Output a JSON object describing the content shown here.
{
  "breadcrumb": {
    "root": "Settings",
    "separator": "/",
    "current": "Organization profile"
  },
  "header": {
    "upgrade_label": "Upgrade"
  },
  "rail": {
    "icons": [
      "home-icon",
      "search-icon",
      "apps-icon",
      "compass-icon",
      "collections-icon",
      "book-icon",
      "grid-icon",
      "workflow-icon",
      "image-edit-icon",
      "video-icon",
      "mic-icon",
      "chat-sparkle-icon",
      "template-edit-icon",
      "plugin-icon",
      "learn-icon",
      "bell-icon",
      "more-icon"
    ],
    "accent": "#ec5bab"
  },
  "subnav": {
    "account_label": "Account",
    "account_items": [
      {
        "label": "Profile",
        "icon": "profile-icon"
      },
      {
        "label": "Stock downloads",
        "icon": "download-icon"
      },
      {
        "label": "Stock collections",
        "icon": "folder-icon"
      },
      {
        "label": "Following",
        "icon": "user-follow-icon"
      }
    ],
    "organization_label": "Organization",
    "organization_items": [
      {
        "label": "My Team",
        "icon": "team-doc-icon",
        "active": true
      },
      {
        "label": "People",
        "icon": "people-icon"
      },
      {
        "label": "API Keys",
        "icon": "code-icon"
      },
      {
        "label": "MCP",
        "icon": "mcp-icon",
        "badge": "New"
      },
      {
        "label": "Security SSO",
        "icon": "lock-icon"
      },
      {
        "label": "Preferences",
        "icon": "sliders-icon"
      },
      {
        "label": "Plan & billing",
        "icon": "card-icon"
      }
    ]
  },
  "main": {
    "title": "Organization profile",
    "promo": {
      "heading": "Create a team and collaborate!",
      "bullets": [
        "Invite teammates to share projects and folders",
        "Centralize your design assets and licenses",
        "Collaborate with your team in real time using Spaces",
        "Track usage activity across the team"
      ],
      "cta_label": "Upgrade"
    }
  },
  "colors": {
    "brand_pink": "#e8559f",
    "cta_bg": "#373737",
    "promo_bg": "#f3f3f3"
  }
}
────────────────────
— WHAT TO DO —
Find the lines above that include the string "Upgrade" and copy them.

— SOLUTION BELOW —
    "upgrade_label": "Upgrade"
      "cta_label": "Upgrade"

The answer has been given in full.